ACTION ITEM:
Nothing but the records beneath, reproduced exactly, should appear in the answer.

--- DATA ---

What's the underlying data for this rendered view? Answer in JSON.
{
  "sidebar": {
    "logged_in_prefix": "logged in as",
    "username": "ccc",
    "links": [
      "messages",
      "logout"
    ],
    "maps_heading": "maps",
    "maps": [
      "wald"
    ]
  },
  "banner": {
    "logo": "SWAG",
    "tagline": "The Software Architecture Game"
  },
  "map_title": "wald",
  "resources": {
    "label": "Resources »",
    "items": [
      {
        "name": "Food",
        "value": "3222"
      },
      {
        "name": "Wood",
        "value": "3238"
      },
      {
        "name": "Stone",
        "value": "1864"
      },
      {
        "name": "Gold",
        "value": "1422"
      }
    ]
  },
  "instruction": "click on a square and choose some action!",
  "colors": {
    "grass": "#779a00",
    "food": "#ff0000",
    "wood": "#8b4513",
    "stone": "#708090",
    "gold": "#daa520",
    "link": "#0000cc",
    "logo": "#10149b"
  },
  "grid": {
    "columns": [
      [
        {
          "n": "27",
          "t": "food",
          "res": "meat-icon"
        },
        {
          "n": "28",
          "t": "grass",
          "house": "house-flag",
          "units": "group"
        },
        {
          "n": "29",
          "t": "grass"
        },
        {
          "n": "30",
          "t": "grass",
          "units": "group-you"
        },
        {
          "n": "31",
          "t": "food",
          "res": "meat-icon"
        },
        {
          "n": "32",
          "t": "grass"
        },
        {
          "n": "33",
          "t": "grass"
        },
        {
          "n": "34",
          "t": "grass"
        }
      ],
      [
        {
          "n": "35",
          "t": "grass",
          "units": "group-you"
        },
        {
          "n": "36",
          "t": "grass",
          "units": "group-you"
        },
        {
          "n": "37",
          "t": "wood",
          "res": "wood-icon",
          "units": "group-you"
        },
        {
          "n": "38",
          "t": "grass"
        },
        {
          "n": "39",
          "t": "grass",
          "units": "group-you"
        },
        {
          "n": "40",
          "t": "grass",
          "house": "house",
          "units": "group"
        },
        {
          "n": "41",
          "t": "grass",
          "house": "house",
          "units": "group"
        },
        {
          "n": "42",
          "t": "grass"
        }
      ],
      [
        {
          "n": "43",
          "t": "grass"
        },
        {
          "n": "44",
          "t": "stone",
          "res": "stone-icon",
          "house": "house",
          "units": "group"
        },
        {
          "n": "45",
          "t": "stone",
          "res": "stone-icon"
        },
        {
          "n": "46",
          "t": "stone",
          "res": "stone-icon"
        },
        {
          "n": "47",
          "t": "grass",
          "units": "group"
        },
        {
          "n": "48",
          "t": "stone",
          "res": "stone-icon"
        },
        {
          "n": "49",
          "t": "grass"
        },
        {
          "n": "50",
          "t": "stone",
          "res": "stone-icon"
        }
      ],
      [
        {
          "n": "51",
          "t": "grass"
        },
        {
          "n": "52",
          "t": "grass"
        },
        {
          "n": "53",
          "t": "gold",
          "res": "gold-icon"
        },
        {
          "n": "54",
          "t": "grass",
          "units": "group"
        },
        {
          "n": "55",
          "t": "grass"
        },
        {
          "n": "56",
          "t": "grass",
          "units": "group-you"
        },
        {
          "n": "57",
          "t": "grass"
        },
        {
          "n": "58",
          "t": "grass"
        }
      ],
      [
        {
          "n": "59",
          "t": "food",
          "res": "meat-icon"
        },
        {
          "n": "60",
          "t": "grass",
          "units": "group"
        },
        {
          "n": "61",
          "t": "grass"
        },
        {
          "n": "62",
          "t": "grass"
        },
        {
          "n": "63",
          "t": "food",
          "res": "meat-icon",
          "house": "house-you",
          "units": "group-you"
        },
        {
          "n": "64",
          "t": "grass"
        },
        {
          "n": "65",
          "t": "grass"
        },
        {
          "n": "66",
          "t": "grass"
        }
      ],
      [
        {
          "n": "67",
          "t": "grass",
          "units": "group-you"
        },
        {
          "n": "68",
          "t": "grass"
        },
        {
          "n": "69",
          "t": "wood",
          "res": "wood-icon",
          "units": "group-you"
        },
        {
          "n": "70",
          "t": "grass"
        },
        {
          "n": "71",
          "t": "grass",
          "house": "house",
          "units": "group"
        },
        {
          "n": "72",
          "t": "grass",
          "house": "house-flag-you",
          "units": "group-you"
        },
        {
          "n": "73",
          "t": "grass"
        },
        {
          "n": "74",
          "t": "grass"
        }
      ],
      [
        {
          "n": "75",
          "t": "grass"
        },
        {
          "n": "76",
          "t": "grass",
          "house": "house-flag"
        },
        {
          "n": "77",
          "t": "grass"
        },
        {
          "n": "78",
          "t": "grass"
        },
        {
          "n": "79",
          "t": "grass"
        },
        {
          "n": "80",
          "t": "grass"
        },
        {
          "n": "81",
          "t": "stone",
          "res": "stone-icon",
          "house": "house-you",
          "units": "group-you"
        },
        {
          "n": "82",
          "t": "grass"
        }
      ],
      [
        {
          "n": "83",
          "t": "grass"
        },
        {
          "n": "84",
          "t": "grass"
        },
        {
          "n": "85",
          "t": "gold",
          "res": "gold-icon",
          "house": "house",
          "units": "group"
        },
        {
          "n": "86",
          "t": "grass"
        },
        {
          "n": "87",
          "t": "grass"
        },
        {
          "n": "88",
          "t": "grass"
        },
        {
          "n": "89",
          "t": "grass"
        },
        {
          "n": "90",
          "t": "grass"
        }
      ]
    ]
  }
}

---

RESPONSE TO THIS TASK:
What's the underlying data for this rendered view? Answer in JSON.
{
  "sidebar": {
    "logged_in_prefix": "logged in as",
    "username": "ccc",
    "links": [
      "messages",
      "logout"
    ],
    "maps_heading": "maps",
    "maps": [
      "wald"
    ]
  },
  "banner": {
    "logo": "SWAG",
    "tagline": "The Software Architecture Game"
  },
  "map_title": "wald",
  "resources": {
    "label": "Resources »",
    "items": [
      {
        "name": "Food",
        "value": "3222"
      },
      {
        "name": "Wood",
        "value": "3238"
      },
      {
        "name": "Stone",
        "value": "1864"
      },
      {
        "name": "Gold",
        "value": "1422"
      }
    ]
  },
  "instruction": "click on a square and choose some action!",
  "colors": {
    "grass": "#779a00",
    "food": "#ff0000",
    "wood": "#8b4513",
    "stone": "#708090",
    "gold": "#daa520",
    "link": "#0000cc",
    "logo": "#10149b"
  },
  "grid": {
    "columns": [
      [
        {
          "n": "27",
          "t": "food",
          "res": "meat-icon"
        },
        {
          "n": "28",
          "t": "grass",
          "house": "house-flag",
          "units": "group"
        },
        {
          "n": "29",
          "t": "grass"
        },
        {
          "n": "30",
          "t": "grass",
          "units": "group-you"
        },
        {
          "n": "31",
          "t": "food",
          "res": "meat-icon"
        },
        {
          "n": "32",
          "t": "grass"
        },
        {
          "n": "33",
          "t": "grass"
        },
        {
          "n": "34",
          "t": "grass"
        }
      ],
      [
        {
          "n": "35",
          "t": "grass",
          "units": "group-you"
        },
        {
          "n": "36",
          "t": "grass",
          "units": "group-you"
        },
        {
          "n": "37",
          "t": "wood",
          "res": "wood-icon",
          "units": "group-you"
        },
        {
          "n": "38",
          "t": "grass"
        },
        {
          "n": "39",
          "t": "grass",
          "units": "group-you"
        },
        {
          "n": "40",
          "t": "grass",
          "house": "house",
          "units": "group"
        },
        {
          "n": "41",
          "t": "grass",
          "house": "house",
          "units": "group"
        },
        {
          "n": "42",
          "t": "grass"
        }
      ],
      [
        {
          "n": "43",
          "t": "grass"
        },
        {
          "n": "44",
          "t": "stone",
          "res": "stone-icon",
          "house": "house",
          "units": "group"
        },
        {
          "n": "45",
          "t": "stone",
          "res": "stone-icon"
        },
        {
          "n": "46",
          "t": "stone",
          "res": "stone-icon"
        },
        {
          "n": "47",
          "t": "grass",
          "units": "group"
        },
        {
          "n": "48",
          "t": "stone",
          "res": "stone-icon"
        },
        {
          "n": "49",
          "t": "grass"
        },
        {
          "n": "50",
          "t": "stone",
          "res": "stone-icon"
        }
      ],
      [
        {
          "n": "51",
          "t": "grass"
        },
        {
          "n": "52",
          "t": "grass"
        },
        {
          "n": "53",
          "t": "gold",
          "res": "gold-icon"
        },
        {
          "n": "54",
          "t": "grass",
          "units": "group"
        },
        {
          "n": "55",
          "t": "grass"
        },
        {
          "n": "56",
          "t": "grass",
          "units": "group-you"
        },
        {
          "n": "57",
          "t": "grass"
        },
        {
          "n": "58",
          "t": "grass"
        }
      ],
      [
        {
          "n": "59",
          "t": "food",
          "res": "meat-icon"
        },
        {
          "n": "60",
          "t": "grass",
          "units": "group"
        },
        {
          "n": "61",
          "t": "grass"
        },
        {
          "n": "62",
          "t": "grass"
        },
        {
          "n": "63",
          "t": "food",
          "res": "meat-icon",
          "house": "house-you",
          "units": "group-you"
        },
        {
          "n": "64",
          "t": "grass"
        },
        {
          "n": "65",
          "t": "grass"
        },
        {
          "n": "66",
          "t": "grass"
        }
      ],
      [
        {
          "n": "67",
          "t": "grass",
          "units": "group-you"
        },
        {
          "n": "68",
          "t": "grass"
        },
        {
          "n": "69",
          "t": "wood",
          "res": "wood-icon",
          "units": "group-you"
        },
        {
          "n": "70",
          "t": "grass"
        },
        {
          "n": "71",
          "t": "grass",
          "house": "house",
          "units": "group"
        },
        {
          "n": "72",
          "t": "grass",
          "house": "house-flag-you",
          "units": "group-you"
        },
        {
          "n": "73",
          "t": "grass"
        },
        {
          "n": "74",
          "t": "grass"
        }
      ],
      [
        {
          "n": "75",
          "t": "grass"
        },
        {
          "n": "76",
          "t": "grass",
          "house": "house-flag"
        },
        {
          "n": "77",
          "t": "grass"
        },
        {
          "n": "78",
          "t": "grass"
        },
        {
          "n": "79",
          "t": "grass"
        },
        {
          "n": "80",
          "t": "grass"
        },
        {
          "n": "81",
          "t": "stone",
          "res": "stone-icon",
          "house": "house-you",
          "units": "group-you"
        },
        {
          "n": "82",
          "t": "grass"
        }
      ],
      [
        {
          "n": "83",
          "t": "grass"
        },
        {
          "n": "84",
          "t": "grass"
        },
        {
          "n": "85",
          "t": "gold",
          "res": "gold-icon",
          "house": "house",
          "units": "group"
        },
        {
          "n": "86",
          "t": "grass"
        },
        {
          "n": "87",
          "t": "grass"
        },
        {
          "n": "88",
          "t": "grass"
        },
        {
          "n": "89",
          "t": "grass"
        },
        {
          "n": "90",
          "t": "grass"
        }
      ]
    ]
  }
}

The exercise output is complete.